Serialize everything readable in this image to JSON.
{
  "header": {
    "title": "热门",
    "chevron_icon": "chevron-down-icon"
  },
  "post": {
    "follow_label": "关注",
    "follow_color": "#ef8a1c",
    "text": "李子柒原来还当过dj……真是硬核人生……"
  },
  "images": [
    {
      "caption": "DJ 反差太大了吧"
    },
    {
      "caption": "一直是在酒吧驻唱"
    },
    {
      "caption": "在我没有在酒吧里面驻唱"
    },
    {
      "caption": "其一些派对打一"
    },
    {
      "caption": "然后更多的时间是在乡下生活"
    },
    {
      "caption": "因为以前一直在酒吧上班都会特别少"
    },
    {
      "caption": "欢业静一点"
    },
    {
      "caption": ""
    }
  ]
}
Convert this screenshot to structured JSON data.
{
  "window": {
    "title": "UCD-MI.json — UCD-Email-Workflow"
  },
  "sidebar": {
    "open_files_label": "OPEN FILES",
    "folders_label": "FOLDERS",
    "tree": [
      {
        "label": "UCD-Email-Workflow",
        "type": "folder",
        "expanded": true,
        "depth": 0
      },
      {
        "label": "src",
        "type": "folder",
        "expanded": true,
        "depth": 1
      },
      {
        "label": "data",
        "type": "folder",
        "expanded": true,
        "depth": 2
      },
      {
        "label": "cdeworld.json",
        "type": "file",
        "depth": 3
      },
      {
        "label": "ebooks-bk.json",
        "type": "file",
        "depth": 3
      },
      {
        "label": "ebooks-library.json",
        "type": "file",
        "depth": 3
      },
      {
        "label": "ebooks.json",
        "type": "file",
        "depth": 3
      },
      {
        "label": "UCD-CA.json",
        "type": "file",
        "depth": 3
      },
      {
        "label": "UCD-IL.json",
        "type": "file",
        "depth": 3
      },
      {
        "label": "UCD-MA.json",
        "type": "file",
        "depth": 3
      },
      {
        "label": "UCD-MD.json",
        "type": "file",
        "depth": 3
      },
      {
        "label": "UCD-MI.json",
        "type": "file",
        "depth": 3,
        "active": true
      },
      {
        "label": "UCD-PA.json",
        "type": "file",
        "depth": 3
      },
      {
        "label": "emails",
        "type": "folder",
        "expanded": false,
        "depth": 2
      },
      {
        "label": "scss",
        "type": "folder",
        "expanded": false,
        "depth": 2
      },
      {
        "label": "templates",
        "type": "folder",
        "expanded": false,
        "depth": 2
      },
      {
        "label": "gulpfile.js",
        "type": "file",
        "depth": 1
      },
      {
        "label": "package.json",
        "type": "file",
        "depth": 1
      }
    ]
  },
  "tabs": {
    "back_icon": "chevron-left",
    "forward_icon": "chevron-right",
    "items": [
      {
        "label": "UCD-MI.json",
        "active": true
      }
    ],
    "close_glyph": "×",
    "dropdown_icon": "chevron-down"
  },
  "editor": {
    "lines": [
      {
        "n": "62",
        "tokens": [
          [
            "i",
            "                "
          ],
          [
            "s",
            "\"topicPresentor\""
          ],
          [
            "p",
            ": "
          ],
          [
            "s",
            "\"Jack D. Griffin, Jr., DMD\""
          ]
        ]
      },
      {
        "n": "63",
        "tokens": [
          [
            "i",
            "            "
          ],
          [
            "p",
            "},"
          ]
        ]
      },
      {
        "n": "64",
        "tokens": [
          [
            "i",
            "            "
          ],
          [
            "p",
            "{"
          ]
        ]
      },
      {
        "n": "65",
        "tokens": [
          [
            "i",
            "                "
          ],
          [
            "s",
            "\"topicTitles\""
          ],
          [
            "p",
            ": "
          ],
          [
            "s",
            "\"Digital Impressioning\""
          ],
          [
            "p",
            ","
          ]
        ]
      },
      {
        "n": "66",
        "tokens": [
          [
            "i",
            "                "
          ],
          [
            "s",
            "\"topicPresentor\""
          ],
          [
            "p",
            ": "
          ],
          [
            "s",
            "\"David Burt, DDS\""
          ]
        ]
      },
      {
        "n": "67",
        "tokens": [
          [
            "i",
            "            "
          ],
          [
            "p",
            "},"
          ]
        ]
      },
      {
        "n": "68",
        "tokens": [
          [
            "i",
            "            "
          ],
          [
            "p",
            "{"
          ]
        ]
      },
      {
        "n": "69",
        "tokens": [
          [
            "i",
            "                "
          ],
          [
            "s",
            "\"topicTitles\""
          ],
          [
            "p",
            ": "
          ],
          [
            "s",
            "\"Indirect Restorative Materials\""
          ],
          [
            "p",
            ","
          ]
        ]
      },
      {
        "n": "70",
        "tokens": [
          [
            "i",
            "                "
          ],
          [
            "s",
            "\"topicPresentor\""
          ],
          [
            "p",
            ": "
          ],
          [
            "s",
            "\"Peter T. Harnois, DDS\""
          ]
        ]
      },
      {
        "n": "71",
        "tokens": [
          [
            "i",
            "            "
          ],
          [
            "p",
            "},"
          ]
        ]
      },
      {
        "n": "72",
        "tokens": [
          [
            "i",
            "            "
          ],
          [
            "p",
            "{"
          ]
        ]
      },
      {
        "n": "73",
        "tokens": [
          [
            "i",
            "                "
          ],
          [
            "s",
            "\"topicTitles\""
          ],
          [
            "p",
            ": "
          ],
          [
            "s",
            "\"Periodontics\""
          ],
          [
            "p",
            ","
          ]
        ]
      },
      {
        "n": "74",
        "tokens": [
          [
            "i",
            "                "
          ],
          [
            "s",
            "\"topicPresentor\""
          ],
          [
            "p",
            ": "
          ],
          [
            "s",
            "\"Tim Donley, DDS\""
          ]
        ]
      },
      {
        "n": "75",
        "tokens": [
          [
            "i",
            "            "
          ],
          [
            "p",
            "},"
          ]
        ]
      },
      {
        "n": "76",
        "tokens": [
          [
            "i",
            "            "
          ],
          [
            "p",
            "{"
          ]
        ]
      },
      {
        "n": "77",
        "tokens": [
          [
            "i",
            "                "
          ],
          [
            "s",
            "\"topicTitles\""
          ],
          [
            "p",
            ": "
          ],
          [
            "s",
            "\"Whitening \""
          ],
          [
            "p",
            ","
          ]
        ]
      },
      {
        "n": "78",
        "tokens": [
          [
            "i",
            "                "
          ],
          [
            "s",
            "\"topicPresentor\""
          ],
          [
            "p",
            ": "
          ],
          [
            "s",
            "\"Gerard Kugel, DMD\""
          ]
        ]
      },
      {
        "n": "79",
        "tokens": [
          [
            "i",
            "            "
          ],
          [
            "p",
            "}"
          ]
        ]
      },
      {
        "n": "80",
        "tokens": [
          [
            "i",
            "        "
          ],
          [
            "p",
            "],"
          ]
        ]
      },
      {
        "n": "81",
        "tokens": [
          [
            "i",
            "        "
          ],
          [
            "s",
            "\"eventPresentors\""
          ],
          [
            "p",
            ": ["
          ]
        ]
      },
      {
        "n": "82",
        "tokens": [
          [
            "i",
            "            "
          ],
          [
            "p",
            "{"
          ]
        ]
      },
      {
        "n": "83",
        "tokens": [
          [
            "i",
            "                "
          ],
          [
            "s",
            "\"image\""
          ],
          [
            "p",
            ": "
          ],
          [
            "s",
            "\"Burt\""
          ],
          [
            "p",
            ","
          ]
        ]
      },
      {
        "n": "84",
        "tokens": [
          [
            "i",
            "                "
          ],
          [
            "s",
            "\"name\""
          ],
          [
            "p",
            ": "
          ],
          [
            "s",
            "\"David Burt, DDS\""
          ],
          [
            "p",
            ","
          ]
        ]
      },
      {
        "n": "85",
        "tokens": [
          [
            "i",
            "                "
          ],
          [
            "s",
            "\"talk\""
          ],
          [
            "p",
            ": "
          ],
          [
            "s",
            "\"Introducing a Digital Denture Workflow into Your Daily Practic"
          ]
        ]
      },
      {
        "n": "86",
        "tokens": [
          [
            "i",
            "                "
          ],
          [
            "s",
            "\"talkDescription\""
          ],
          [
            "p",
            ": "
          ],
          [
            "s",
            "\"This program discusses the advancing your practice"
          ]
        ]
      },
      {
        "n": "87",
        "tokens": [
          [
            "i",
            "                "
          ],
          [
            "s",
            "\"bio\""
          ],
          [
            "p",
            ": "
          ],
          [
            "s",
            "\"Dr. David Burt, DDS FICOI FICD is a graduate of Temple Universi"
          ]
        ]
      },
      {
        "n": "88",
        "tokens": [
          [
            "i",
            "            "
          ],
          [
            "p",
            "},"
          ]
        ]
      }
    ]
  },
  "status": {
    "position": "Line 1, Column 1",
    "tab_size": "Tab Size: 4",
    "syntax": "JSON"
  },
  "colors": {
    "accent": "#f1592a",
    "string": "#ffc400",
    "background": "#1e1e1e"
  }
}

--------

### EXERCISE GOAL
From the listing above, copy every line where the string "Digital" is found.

### TASK RESULT
            "\"Digital Impressioning\""
            "\"Introducing a Digital Denture Workflow into Your Daily Practic"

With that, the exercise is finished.